Sometimes when developing, we run into bugs. Here, one of our programmers details how we approached a bug that was occurring with our text input in the Clinical Encounters platform.
For being a unity project, ours is heavily-centered around Canvas and UI work instead of things like 3D or 2D game work. Unity’s built-in text component works pretty well for the most part, but we encountered a strange problem with it. In the editor, every now and again, all text across the program would suddenly transform into a jumbled mess. The program still ran just fine, but with the text unreadable, it was practically unusable. We thought it was simply an editor-only problem, so we ignored it and went on our merry ways since it wasn’t affecting the builds.
Or so we thought.
Not Just an Editor Problem
During some internal testing, somebody had encountered the bug while using a built version of the software. For reference, normal text (Left Rendering) would become jumbled (Right Rendering). Now that we had evidence that the bug could happen in a build, we started to take it seriously.
The first step was to research why something like this was happening. One of the lead programmers on the Clinical Encounters team discovered that it seemed that the reference to the font we used was being updated so it was seemingly outside of an array of given fonts. This would explain why the text was jumbled, but not what caused the de-reference or how to prevent it, so we kept going.
TextMesh Pro was also discovered as an alternative text component. TextMesh Pro is a unity plugin that was picked up by the Unity team a year ago during the reign of Unity 5.5. It has a range of benefits over Unity’s default text and would overall be an upgrade to the text we were using, but the downside was that we would have to replace all of the text across the entire software. This includes replacing the assets, reformatting them, and making sure they look as good as they did before. This would be a big, tedious commitment, so we opted to search for other options unless it was necessary to make the switch.
It seemed that the implemented try/catch wasn’t working and the error kept slipping through.
As time went on, we would occasionally encounter the bug here and there. It seemed that the implemented try/catch wasn’t working and the error kept slipping through, so I iterated on the try/catch implementation every time the bug surfaced and we kept on trucking.
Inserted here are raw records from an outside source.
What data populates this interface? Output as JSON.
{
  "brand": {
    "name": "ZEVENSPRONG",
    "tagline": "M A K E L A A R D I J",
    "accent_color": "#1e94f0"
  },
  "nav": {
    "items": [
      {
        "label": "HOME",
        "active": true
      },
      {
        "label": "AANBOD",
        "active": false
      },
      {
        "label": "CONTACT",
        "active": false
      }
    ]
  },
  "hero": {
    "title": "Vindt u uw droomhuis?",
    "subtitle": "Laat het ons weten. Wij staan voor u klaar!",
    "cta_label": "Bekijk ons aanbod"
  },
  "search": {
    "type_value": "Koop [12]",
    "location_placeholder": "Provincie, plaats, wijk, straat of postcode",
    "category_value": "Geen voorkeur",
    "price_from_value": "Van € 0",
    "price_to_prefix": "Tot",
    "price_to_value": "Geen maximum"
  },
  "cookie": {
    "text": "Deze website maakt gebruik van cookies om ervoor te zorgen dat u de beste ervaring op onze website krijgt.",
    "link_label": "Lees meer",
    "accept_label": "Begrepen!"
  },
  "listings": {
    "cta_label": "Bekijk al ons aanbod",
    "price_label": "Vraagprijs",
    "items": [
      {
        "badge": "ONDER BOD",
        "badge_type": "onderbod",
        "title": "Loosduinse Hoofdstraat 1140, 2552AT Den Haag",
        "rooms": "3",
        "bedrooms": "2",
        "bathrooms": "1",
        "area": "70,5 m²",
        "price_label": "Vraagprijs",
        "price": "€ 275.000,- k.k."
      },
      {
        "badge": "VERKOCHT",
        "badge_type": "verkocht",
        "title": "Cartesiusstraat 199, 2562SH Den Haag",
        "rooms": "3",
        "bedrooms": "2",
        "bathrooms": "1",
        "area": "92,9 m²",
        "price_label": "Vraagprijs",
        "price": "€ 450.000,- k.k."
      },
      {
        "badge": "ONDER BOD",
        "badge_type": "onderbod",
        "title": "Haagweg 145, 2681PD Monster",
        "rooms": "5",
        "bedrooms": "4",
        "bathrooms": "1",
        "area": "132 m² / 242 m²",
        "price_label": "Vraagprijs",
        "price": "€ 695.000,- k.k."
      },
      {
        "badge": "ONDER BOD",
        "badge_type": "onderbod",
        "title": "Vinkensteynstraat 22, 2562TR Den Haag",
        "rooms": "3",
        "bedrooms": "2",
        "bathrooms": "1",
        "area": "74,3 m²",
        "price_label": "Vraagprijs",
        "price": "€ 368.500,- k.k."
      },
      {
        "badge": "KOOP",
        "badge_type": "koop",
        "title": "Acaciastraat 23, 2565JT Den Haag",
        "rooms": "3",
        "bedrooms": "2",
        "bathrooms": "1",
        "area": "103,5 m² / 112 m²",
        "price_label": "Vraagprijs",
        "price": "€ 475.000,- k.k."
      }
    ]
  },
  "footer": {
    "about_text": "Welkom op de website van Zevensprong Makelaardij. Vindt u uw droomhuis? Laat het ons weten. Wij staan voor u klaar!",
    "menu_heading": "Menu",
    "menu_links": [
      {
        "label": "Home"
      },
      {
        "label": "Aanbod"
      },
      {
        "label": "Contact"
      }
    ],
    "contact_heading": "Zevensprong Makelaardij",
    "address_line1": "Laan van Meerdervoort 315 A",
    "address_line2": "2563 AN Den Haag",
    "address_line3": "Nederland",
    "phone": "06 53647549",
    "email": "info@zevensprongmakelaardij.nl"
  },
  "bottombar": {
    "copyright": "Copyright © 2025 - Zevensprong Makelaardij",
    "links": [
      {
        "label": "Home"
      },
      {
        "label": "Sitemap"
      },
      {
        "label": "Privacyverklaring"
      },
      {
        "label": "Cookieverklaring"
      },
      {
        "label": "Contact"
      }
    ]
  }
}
Upon looking into it on the code side of things, I discovered that it would happen when a custom script helped our input fields resize as appropriate. Since Unity was showing an error when this would happen I threw the code in a try/catch to see if I could stop this from happening. Unfortunately, none of us knew how to recreate the bug on command, so we simply had to wait to see if it was fixed.
Eventually, we made note of how the bug seemed to happen mostly when Unity lost and regained focus. Before this, the build would pause if the executable window lost focus and would resume when clicked on again. So, we changed the program to run in the background. This definitely reduced the frequency of the bug, but it wasn’t completely solved.
Finally, after a certain iteration of the try/catch and adjusting the line that was throwing the error, I got the catch to work and the error was avoided! I can’t say for sure exactly what the root of the cause was, but it involved referencing the size of the input field and then calculating the new height with that information all on the same line. Separating the current size calculation and when we calculated the new size worked and we haven’t had the bug since.
Thanks to the discovery of TextMesh Pro, we will be heavily considering it for future projects. We’ve even used it in one place in Clinical Encounters already and it’s been pretty helpful for that. It has some quirks still, but overall it’s a great asset to know about. Having options can be important and can add great flexibility to your development cycle. As for the text issue, we will hopefully never have to encounter something like that again, but we have the tools we will need to handle it if it ever comes up.
You can read more about the Clinical Encounters platform at its website.